Neil Schmidgall and his wife Linda were the first two employees of Superior Industries, founding the company in 1972. But the story doesn’t start there.
Superior’s legacy originates a couple generations before with Neil’s grandfather Henry Schmidgall.
1917 – Henry schmidgall
In 1917 Henry Schmidgall and his family relocated from Illinois to Hancock, Minnesota, a rural farming community 150 miles west of Minneapolis.
That same year he purchased a small, drain tile plant and started a business that he named Hancock Concrete. It would become the bedrock from which a family legacy of innovation and entrepreneurism would emerge.
1940 – Schmidgall Sand and Gravel
In 1940 Henry’s son Wayne acquired the aggregate production division of Hancock Concrete, forming his own business Schmidgall Sand and Gravel. Wayne’s new business would eventually serve as the catalyst for his son Neil’s passion for aggregate machinery.
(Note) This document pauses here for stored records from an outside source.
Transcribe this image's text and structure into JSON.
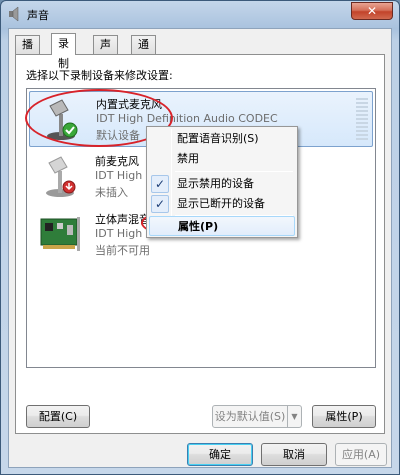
{
  "window": {
    "title": "声音",
    "close_glyph": "✕"
  },
  "tabs": [
    {
      "label": "播放"
    },
    {
      "label": "录制"
    },
    {
      "label": "声音"
    },
    {
      "label": "通信"
    }
  ],
  "instruction": "选择以下录制设备来修改设置:",
  "devices": [
    {
      "name": "内置式麦克风",
      "desc": "IDT High Definition Audio CODEC",
      "status": "默认设备",
      "icon": "microphone-icon",
      "badge": "green-check-badge"
    },
    {
      "name": "前麦克风",
      "desc": "IDT High Defin",
      "status": "未插入",
      "icon": "microphone-icon",
      "badge": "red-down-arrow-badge"
    },
    {
      "name": "立体声混音",
      "desc": "IDT High Defin",
      "status": "当前不可用",
      "icon": "sound-card-icon",
      "badge": ""
    }
  ],
  "context_menu": {
    "items": [
      {
        "label": "配置语音识别(S)"
      },
      {
        "label": "禁用"
      },
      {
        "label": "显示禁用的设备",
        "checked": "✓"
      },
      {
        "label": "显示已断开的设备",
        "checked": "✓"
      },
      {
        "label": "属性(P)"
      }
    ]
  },
  "panel_buttons": {
    "configure": "配置(C)",
    "set_default": "设为默认值(S)",
    "properties": "属性(P)"
  },
  "dialog_buttons": {
    "ok": "确定",
    "cancel": "取消",
    "apply": "应用(A)"
  },
  "colors": {
    "highlight_circle": "#d8232a",
    "selection": "#d6e8fb"
  }
}
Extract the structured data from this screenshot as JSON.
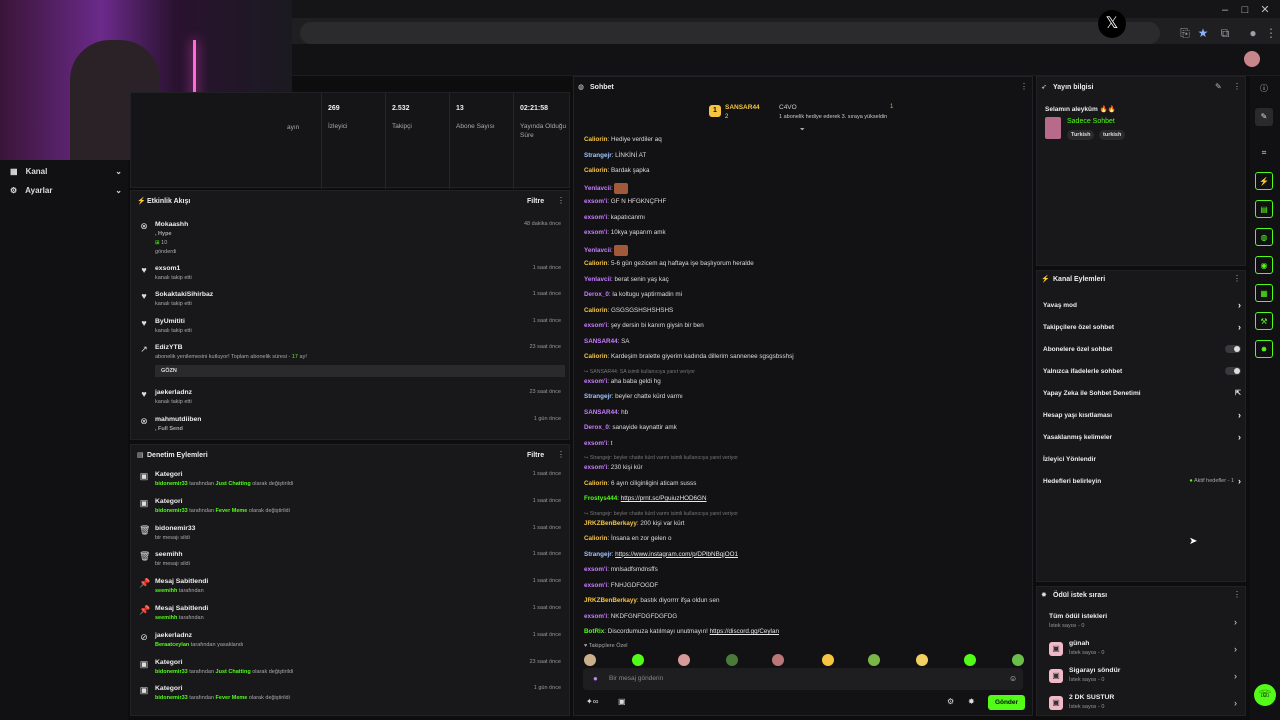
{
  "stats": [
    {
      "value": "",
      "label": "ayın"
    },
    {
      "value": "269",
      "label": "İzleyici"
    },
    {
      "value": "2.532",
      "label": "Takipçi"
    },
    {
      "value": "13",
      "label": "Abone Sayısı"
    },
    {
      "value": "02:21:58",
      "label": "Yayında Olduğu Süre"
    }
  ],
  "sidebar": {
    "items": [
      {
        "label": "Kanal"
      },
      {
        "label": "Ayarlar"
      }
    ]
  },
  "activity": {
    "title": "Etkinlik Akışı",
    "filter": "Filtre",
    "items": [
      {
        "name": "Mokaashh",
        "sub1": ", Hype",
        "sub2": "10",
        "sub3": "gönderdi",
        "time": "48 dakika önce"
      },
      {
        "name": "exsom1",
        "sub": "kanalı takip etti",
        "time": "1 saat önce"
      },
      {
        "name": "SokaktakiSihirbaz",
        "sub": "kanalı takip etti",
        "time": "1 saat önce"
      },
      {
        "name": "ByUmititi",
        "sub": "kanalı takip etti",
        "time": "1 saat önce"
      },
      {
        "name": "EdizYTB",
        "sub": "abonelik yenilemesini kutluyor! Toplam abonelik süresi -",
        "months": "17",
        "months_suffix": "ay!",
        "msg": "GÖZN",
        "time": "23 saat önce"
      },
      {
        "name": "jaekerladnz",
        "sub": "kanalı takip etti",
        "time": "23 saat önce"
      },
      {
        "name": "mahmutdiiben",
        "sub": ", Full Send",
        "time": "1 gün önce"
      }
    ]
  },
  "moderation": {
    "title": "Denetim Eylemleri",
    "filter": "Filtre",
    "items": [
      {
        "title": "Kategori",
        "actor": "bidonemir33",
        "mid": "tarafından",
        "target": "Just Chatting",
        "tail": "olarak değiştirildi",
        "time": "1 saat önce"
      },
      {
        "title": "Kategori",
        "actor": "bidonemir33",
        "mid": "tarafından",
        "target": "Fever Meme",
        "tail": "olarak değiştirildi",
        "time": "1 saat önce"
      },
      {
        "title": "bidonemir33",
        "actor": "",
        "mid": "bir mesajı sildi",
        "target": "",
        "tail": "",
        "time": "1 saat önce"
      },
      {
        "title": "seemihh",
        "actor": "",
        "mid": "bir mesajı sildi",
        "target": "",
        "tail": "",
        "time": "1 saat önce"
      },
      {
        "title": "Mesaj Sabitlendi",
        "actor": "seemihh",
        "mid": "tarafından",
        "target": "",
        "tail": "",
        "time": "1 saat önce"
      },
      {
        "title": "Mesaj Sabitlendi",
        "actor": "seemihh",
        "mid": "tarafından",
        "target": "",
        "tail": "",
        "time": "1 saat önce"
      },
      {
        "title": "jaekerladnz",
        "actor": "Beraatceylan",
        "mid": "tarafından yasaklandı",
        "target": "",
        "tail": "",
        "time": "1 saat önce"
      },
      {
        "title": "Kategori",
        "actor": "bidonemir33",
        "mid": "tarafından",
        "target": "Just Chatting",
        "tail": "olarak değiştirildi",
        "time": "23 saat önce"
      },
      {
        "title": "Kategori",
        "actor": "bidonemir33",
        "mid": "tarafından",
        "target": "Fever Meme",
        "tail": "olarak değiştirildi",
        "time": "1 gün önce"
      }
    ]
  },
  "chat": {
    "title": "Sohbet",
    "gifter_name": "SANSAR44",
    "gifter_count": "2",
    "gifter2": "C4VO",
    "gifter2_count": "1",
    "gift_note": "1 abonelik hediye ederek 3. sıraya yükseldin",
    "messages": [
      {
        "user": "Caliorin",
        "color": "#f5c542",
        "text": "Hediye verdiler aq"
      },
      {
        "user": "Strangejr",
        "color": "#9fc5ff",
        "text": "LİNKİNİ AT"
      },
      {
        "user": "Caliorin",
        "color": "#f5c542",
        "text": "Bardak şapka"
      },
      {
        "user": "Yenlavcii",
        "color": "#c77dff",
        "text": ""
      },
      {
        "user": "exsom'i",
        "color": "#c77dff",
        "text": "GF N HFGKNÇFHF"
      },
      {
        "user": "exsom'i",
        "color": "#c77dff",
        "text": "kapatıcanmı"
      },
      {
        "user": "exsom'i",
        "color": "#c77dff",
        "text": "10kya yaparım amk"
      },
      {
        "user": "Yenlavcii",
        "color": "#c77dff",
        "text": ""
      },
      {
        "user": "Caliorin",
        "color": "#f5c542",
        "text": "5-6 gün gezicem aq haftaya işe başlıyorum heralde"
      },
      {
        "user": "Yenlavcii",
        "color": "#c77dff",
        "text": "berat senin yaş kaç"
      },
      {
        "user": "Derox_0",
        "color": "#c77dff",
        "text": "la koltugu yaptirmadin mi"
      },
      {
        "user": "Caliorin",
        "color": "#f5c542",
        "text": "GSGSGSHSHSHSHS"
      },
      {
        "user": "exsom'i",
        "color": "#c77dff",
        "text": "şey dersin bi kanım giysin bir ben"
      },
      {
        "user": "SANSAR44",
        "color": "#c77dff",
        "text": "SA"
      },
      {
        "user": "Caliorin",
        "color": "#f5c542",
        "text": "Kardeşim bralette giyerim kadında dillerim sannenee sgsgsbsshsj"
      },
      {
        "user": "exsom'i",
        "color": "#c77dff",
        "text": "aha baba geldi hg",
        "reply": "SANSAR44: SA isimli kullanıcıya yanıt veriyor"
      },
      {
        "user": "Strangejr",
        "color": "#9fc5ff",
        "text": "beyler chatte kürd varmı"
      },
      {
        "user": "SANSAR44",
        "color": "#c77dff",
        "text": "hb"
      },
      {
        "user": "Derox_0",
        "color": "#c77dff",
        "text": "sanayide kaynattir amk"
      },
      {
        "user": "exsom'i",
        "color": "#c77dff",
        "text": "t"
      },
      {
        "user": "exsom'i",
        "color": "#c77dff",
        "text": "230 kişi kür",
        "reply": "Strangejr: beyler chatte kürd varmı isimli kullanıcıya yanıt veriyor"
      },
      {
        "user": "Caliorin",
        "color": "#f5c542",
        "text": "6 ayın ciliginligini aticam susss"
      },
      {
        "user": "Frostys444",
        "color": "#53fc18",
        "text": "",
        "link": "https://prnt.sc/PguiuzHOD6GN"
      },
      {
        "user": "JRKZBenBerkayy",
        "color": "#f5c542",
        "text": "200 kişi var kürt",
        "reply": "Strangejr: beyler chatte kürd varmı isimli kullanıcıya yanıt veriyor"
      },
      {
        "user": "Caliorin",
        "color": "#f5c542",
        "text": "İnsana en zor gelen o"
      },
      {
        "user": "Strangejr",
        "color": "#9fc5ff",
        "text": "",
        "link": "https://www.instagram.com/p/DPlbNBqjOO1"
      },
      {
        "user": "exsom'i",
        "color": "#c77dff",
        "text": "mnlsadfsmdnsffs"
      },
      {
        "user": "exsom'i",
        "color": "#c77dff",
        "text": "FNHJGDFOGDF"
      },
      {
        "user": "JRKZBenBerkayy",
        "color": "#f5c542",
        "text": "bastık diyorrrr ifşa oldun sen"
      },
      {
        "user": "exsom'i",
        "color": "#c77dff",
        "text": "NKDFGNFDGFDGFDG"
      },
      {
        "user": "BotRix",
        "color": "#53fc18",
        "text": "Discordumuza katılmayı unutmayın!",
        "link": "https://discord.gg/Ceylan"
      }
    ],
    "follower_only": "Takipçilere Özel",
    "input_placeholder": "Bir mesaj gönderin",
    "send_label": "Gönder",
    "infinite": "∞"
  },
  "stream_info": {
    "title": "Yayın bilgisi",
    "greeting": "Selamın aleyküm 🔥🔥",
    "category": "Sadece Sohbet",
    "tags": [
      "Turkish",
      "turkish"
    ]
  },
  "channel_actions": {
    "title": "Kanal Eylemleri",
    "items": [
      {
        "label": "Yavaş mod",
        "kind": "chevron"
      },
      {
        "label": "Takipçilere özel sohbet",
        "kind": "chevron"
      },
      {
        "label": "Abonelere özel sohbet",
        "kind": "toggle"
      },
      {
        "label": "Yalnızca ifadelerle sohbet",
        "kind": "toggle"
      },
      {
        "label": "Yapay Zeka ile Sohbet Denetimi",
        "kind": "external"
      },
      {
        "label": "Hesap yaşı kısıtlaması",
        "kind": "chevron"
      },
      {
        "label": "Yasaklanmış kelimeler",
        "kind": "chevron"
      },
      {
        "label": "İzleyici Yönlendir",
        "kind": "none"
      },
      {
        "label": "Hedefleri belirleyin",
        "kind": "chevron",
        "extra": "Aktif hedefler - 1"
      }
    ]
  },
  "rewards": {
    "title": "Ödül istek sırası",
    "all": {
      "title": "Tüm ödül istekleri",
      "sub": "İstek sayısı - 0"
    },
    "items": [
      {
        "title": "günah",
        "sub": "İstek sayısı - 0"
      },
      {
        "title": "Sigarayı söndür",
        "sub": "İstek sayısı - 0"
      },
      {
        "title": "2 DK SUSTUR",
        "sub": "İstek sayısı - 0"
      }
    ]
  },
  "colors": {
    "accent": "#53fc18",
    "panel": "#18181a",
    "background": "#0d0d0e"
  }
}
Neil started working for his father after graduating from the University of Minnesota in 1963. He developed a skill for building and repairing the portable plants and conveyors used to produce his father’s sand and gravel supply.
Neil’s ability attracted a large number of local customers, which gave him the means to develop the family business further by starting the Superior Machinery Company in Morris, Minnesota.
superior Machinery Company – early start
Superior started out simply by building and repairing conveyors, but soon ventured further into the aggregate manufacturing market. In 1974 Superior made a deal with Ersham Manufacturing Enterprise of Kansas, acquiring their conveyor idler inventory, presses and tooling.
Manufacturing both conveying systems and their accompanying accessories, a rare business model still to this day, proved to be a great strategy for growth.
culture of opportunity
Neil worked hard in the formative years of Superior to develop a culture of opportunity and advancement for his employees. Current CEO Bob Domnick states, “Some people tend to be smothering, always on top of people. Neil tends to give people guidance and help them along, but at the end, he gives them enough freedom to be innovative.”
Neil’s belief that hard work leads to a life of accomplishment and deep satisfaction was handed down to him from his father and grandfather. He was able to instill those same beliefs in his employees.
The culture of opportunity that Neil fostered at Superior has helped to sustain the small, rural community in Morris. He says, “Our employees are constantly encouraged to practice high integrity and they are reaping the benefits of maintaining long-term relationships.”
the first Telestacker conveyor
The freedom and leadership that Neil provided to his employees prepared Superior to become an industry leader. In 1997 Neil encouraged two ambitious engineers at Superior to develop a new telescoping radial stacking conveyor.
Their following research and design resulted in the production of the TeleStacker® Conveyor, Superior’s signature product that expanded its customer base to six continents.
full circle only decades later
As Superior has led the industry in new conveyor technology during the 2000s, its operations have expanded considerably. Superior has acquired new businesses all across the U.S., Canada, and Brazil. The company now employs over 1,700 people.
In 2008 Superior acquired Westmor Industries, LLC, a neighbor in Morris, Minnesota, and the community’s second largest manufacturer. In 2010 Superior’s legacy came full circle when the company acquired Hancock Concrete.
In 2015 Neil was inducted into the Pit & Quarry Hall of Fame. He was recognized for his contributions to the aggregate and mining industries and for the company that he founded and grew.
Today, Superior Industries operates on the foundation that Neil set: building innovation that creates opportunity for each other, our communities, and our investors.